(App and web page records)
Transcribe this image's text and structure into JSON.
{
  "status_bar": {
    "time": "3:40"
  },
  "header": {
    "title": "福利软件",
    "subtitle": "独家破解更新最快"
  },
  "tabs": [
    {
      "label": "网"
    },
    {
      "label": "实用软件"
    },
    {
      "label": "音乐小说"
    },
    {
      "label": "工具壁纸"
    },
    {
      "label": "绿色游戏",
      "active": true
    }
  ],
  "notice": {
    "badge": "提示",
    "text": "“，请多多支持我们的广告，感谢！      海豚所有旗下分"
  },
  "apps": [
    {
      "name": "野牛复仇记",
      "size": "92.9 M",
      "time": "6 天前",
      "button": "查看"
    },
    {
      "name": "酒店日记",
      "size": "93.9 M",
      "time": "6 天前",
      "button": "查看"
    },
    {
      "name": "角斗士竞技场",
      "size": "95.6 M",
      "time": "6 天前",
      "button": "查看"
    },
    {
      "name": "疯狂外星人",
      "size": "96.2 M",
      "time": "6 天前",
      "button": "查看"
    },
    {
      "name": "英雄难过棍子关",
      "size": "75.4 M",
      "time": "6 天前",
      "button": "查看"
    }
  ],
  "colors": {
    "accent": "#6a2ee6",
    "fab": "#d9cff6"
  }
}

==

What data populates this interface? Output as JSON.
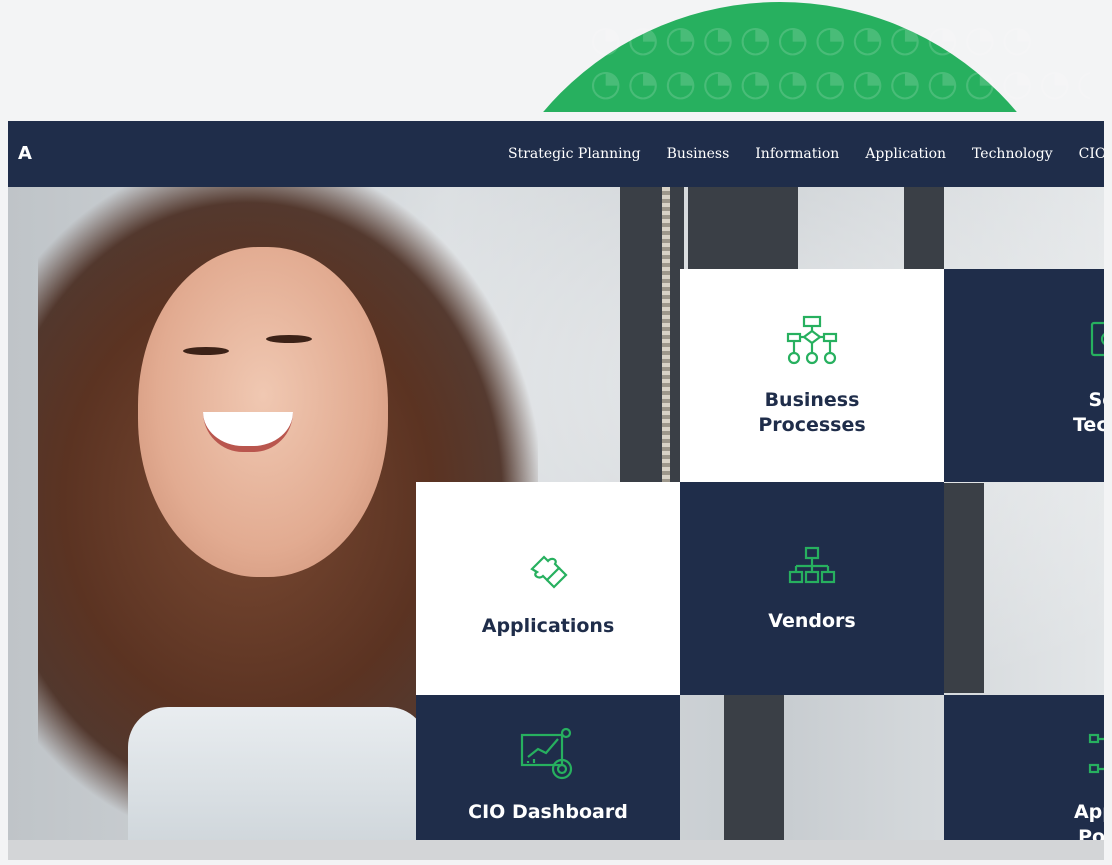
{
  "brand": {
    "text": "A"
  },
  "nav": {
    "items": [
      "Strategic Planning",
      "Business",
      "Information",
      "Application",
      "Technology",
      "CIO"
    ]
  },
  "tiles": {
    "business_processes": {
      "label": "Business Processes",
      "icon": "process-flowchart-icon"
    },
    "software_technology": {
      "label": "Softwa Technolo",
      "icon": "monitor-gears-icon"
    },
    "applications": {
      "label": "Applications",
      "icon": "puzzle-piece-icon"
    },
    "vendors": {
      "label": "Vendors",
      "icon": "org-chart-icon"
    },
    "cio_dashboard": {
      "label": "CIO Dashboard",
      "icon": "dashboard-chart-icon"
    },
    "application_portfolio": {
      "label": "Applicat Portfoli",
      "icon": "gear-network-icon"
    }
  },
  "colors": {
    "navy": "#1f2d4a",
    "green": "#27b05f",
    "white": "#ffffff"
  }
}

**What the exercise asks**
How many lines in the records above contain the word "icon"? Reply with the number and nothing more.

**Reply to the exercise**
6